Task details
If a line below contains the string "header", copy it out.

[Dataset rows for apps and sites]
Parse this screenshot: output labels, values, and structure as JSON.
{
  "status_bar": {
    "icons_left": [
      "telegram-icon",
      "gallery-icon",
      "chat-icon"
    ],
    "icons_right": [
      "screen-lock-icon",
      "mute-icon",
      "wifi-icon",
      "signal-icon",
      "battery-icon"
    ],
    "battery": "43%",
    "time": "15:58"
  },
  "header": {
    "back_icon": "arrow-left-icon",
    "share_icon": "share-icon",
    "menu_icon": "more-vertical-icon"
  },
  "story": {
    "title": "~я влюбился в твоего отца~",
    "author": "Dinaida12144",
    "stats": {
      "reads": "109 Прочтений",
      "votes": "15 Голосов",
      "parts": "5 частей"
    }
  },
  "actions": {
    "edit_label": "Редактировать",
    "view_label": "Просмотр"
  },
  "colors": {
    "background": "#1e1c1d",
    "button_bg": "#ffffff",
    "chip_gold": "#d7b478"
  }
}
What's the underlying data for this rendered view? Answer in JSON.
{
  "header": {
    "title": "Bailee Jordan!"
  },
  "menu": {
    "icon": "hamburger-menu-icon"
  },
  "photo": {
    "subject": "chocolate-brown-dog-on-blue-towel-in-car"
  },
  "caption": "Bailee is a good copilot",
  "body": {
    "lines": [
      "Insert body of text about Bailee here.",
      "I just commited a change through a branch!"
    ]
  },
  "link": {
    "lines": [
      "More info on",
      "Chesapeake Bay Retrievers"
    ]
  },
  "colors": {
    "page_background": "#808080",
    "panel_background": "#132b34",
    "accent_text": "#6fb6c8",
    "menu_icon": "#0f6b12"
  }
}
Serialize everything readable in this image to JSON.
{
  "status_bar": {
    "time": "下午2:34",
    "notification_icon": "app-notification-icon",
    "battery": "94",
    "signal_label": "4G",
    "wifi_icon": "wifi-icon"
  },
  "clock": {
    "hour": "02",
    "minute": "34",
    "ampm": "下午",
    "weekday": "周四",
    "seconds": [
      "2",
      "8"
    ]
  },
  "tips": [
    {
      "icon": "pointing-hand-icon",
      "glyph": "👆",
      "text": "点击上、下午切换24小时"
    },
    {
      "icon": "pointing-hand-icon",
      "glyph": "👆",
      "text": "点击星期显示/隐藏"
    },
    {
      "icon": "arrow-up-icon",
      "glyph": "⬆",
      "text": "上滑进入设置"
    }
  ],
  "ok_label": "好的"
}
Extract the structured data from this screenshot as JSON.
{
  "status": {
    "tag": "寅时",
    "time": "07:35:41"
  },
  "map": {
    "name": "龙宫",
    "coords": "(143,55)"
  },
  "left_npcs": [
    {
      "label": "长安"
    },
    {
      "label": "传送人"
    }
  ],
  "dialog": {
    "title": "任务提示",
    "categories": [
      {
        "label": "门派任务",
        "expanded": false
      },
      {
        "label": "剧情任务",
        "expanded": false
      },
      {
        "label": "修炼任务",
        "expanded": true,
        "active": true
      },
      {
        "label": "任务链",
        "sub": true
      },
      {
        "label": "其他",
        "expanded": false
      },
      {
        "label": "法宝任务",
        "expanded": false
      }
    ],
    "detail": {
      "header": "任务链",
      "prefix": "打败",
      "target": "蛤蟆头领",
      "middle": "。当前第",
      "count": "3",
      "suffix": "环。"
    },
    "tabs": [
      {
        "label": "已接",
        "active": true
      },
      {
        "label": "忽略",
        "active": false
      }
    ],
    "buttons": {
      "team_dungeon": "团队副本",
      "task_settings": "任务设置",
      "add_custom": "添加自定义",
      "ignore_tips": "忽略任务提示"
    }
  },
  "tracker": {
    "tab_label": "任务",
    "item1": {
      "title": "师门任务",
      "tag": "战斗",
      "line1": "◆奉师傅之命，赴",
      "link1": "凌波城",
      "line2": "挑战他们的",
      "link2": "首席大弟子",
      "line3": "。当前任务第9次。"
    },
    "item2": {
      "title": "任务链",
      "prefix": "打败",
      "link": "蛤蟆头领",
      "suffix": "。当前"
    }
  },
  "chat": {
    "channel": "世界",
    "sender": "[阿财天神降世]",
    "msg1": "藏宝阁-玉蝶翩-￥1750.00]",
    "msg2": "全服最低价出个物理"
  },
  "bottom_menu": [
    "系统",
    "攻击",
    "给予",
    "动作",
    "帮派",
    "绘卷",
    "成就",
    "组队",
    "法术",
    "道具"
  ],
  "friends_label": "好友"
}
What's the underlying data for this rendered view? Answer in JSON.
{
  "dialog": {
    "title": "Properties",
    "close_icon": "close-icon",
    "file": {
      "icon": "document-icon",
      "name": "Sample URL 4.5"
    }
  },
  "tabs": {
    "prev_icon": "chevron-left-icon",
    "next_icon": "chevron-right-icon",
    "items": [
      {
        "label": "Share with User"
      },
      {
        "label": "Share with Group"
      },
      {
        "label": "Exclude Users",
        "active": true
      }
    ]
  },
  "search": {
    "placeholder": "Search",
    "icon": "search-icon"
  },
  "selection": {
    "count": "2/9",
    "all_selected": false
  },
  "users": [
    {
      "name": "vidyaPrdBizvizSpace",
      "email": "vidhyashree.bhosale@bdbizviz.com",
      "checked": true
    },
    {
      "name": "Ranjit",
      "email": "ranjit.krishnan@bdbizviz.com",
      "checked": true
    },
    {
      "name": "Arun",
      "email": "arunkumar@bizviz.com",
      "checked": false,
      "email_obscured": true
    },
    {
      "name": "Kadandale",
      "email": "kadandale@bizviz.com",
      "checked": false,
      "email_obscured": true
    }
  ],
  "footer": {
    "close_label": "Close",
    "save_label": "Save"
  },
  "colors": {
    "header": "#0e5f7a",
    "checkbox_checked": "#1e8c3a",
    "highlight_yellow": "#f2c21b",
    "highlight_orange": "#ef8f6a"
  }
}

Answer space
  "header": {
  "header": {
      "header": "任务链",
    "header": "#0e5f7a",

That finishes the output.